==== DATA TO PROCESS ====

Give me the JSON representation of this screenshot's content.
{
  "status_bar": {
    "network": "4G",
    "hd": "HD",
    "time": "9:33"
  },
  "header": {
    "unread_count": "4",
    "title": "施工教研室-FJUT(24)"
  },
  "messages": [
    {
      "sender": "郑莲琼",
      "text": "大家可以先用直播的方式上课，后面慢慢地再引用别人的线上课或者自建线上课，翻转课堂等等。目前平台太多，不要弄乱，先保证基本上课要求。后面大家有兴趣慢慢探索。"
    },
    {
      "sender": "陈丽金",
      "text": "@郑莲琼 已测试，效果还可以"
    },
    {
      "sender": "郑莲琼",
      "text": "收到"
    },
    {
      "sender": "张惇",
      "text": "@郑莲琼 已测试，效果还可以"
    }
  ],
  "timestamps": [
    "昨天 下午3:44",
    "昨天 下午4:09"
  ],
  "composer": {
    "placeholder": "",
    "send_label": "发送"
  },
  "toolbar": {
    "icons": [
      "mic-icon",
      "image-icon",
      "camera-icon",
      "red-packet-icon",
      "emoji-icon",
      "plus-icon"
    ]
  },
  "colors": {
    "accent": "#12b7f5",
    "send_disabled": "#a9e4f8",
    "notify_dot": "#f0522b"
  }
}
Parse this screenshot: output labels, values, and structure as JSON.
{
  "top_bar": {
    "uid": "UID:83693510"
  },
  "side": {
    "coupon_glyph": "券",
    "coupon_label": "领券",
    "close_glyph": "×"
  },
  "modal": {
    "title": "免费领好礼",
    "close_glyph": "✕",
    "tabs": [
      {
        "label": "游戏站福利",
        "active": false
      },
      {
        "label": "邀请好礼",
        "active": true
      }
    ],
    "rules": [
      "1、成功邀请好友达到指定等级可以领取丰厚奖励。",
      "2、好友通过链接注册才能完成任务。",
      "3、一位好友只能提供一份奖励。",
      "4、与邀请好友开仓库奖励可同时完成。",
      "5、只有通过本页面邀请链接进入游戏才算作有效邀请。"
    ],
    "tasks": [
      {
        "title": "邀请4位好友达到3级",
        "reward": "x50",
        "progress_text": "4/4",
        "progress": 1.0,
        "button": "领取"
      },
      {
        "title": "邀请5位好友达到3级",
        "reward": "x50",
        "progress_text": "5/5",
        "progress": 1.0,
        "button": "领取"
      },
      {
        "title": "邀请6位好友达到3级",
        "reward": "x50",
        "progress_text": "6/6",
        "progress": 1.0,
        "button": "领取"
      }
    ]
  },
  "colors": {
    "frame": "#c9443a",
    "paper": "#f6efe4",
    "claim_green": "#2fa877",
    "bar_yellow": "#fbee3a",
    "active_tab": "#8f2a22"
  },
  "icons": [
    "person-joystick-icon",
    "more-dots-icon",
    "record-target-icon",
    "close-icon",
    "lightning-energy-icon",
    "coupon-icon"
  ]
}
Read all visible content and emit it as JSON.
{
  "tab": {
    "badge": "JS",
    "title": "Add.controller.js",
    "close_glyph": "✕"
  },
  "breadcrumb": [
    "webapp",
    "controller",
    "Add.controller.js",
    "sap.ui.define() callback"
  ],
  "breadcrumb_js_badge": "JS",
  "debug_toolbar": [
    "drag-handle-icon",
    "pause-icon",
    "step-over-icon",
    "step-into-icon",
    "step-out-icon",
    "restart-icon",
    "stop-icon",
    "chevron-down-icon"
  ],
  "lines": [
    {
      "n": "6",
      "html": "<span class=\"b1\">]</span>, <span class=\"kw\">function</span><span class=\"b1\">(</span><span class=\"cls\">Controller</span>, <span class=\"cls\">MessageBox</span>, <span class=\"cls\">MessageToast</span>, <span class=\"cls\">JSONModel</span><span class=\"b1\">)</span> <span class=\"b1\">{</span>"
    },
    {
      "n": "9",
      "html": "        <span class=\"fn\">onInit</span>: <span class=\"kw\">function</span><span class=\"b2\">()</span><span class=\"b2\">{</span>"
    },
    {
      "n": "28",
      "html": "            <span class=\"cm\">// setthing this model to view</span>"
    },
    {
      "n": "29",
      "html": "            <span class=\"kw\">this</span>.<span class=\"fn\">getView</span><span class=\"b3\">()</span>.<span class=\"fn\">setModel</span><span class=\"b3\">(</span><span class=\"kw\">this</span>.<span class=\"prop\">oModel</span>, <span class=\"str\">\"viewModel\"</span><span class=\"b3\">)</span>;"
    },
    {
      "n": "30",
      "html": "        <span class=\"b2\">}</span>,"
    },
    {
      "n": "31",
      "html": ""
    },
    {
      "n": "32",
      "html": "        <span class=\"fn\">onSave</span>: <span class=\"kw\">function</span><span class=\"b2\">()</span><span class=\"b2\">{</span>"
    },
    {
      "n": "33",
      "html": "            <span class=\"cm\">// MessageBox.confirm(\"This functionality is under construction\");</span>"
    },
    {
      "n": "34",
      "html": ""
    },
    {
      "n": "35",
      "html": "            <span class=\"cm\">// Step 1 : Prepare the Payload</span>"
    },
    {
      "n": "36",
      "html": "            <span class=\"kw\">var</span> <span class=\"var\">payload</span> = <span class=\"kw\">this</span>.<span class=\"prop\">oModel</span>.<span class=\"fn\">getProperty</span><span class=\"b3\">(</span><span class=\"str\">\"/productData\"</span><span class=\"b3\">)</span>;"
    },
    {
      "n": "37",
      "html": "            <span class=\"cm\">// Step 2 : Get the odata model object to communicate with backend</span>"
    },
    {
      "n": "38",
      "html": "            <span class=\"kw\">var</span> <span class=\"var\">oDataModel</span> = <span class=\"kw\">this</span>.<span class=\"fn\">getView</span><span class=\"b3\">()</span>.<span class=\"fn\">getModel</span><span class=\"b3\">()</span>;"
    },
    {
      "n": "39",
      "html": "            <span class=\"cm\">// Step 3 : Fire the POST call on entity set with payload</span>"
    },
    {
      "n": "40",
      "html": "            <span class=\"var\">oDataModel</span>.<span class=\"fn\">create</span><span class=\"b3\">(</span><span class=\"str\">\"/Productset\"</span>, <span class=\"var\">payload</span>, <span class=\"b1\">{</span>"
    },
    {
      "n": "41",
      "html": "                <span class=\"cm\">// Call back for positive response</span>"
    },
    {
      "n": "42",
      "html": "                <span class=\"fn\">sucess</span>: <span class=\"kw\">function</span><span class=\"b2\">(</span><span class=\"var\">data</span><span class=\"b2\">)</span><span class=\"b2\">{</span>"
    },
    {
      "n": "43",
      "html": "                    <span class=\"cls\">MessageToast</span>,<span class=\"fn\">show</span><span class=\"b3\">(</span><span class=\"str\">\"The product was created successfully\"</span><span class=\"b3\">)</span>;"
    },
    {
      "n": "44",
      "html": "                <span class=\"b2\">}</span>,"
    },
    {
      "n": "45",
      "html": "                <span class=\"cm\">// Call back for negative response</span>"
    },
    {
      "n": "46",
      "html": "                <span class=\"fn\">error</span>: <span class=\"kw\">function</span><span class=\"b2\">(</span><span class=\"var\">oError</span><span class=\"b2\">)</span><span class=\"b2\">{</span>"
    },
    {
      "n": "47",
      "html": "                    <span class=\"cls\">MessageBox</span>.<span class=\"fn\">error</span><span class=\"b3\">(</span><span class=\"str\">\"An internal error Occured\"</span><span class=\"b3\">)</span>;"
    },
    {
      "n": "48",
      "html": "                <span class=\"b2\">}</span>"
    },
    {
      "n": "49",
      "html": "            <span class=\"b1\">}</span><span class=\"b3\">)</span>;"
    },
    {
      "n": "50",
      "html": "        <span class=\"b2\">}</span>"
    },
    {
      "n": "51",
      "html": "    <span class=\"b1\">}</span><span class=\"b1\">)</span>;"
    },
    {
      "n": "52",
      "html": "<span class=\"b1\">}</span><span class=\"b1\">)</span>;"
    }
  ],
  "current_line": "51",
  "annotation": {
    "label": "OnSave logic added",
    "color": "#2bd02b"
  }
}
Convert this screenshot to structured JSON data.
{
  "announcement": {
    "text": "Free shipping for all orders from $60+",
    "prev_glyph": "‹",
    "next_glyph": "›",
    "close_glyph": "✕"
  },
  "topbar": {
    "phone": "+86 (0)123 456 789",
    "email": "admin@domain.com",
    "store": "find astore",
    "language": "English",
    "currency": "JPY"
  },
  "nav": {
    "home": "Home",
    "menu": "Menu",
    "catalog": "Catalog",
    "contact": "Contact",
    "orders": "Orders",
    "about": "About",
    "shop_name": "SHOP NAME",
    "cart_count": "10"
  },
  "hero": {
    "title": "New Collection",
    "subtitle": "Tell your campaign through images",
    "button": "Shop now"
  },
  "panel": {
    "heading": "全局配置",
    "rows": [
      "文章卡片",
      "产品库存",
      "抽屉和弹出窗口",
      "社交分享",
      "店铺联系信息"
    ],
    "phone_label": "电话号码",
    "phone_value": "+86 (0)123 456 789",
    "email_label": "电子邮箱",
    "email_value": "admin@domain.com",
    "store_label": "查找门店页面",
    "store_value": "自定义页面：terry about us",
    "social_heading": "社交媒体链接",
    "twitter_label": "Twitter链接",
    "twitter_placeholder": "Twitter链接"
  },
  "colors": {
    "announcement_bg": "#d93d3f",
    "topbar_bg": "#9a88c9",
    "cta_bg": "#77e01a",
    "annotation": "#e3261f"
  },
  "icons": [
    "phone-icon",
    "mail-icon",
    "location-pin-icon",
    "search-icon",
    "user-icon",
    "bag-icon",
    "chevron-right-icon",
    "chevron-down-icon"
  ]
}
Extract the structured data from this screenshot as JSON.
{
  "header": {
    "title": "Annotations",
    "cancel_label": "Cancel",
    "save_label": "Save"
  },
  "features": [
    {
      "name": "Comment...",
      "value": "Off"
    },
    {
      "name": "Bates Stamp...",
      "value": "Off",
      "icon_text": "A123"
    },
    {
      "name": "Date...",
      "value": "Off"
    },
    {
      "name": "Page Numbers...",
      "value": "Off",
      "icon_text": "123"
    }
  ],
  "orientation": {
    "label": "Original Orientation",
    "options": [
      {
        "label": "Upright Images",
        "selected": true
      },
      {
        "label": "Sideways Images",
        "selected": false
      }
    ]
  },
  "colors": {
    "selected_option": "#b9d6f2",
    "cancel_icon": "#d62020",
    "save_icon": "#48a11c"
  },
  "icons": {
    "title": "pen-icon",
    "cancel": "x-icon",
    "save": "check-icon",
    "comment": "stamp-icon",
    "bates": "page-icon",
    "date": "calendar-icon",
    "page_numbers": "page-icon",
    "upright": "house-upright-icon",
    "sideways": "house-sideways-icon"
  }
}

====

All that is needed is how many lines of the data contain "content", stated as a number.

2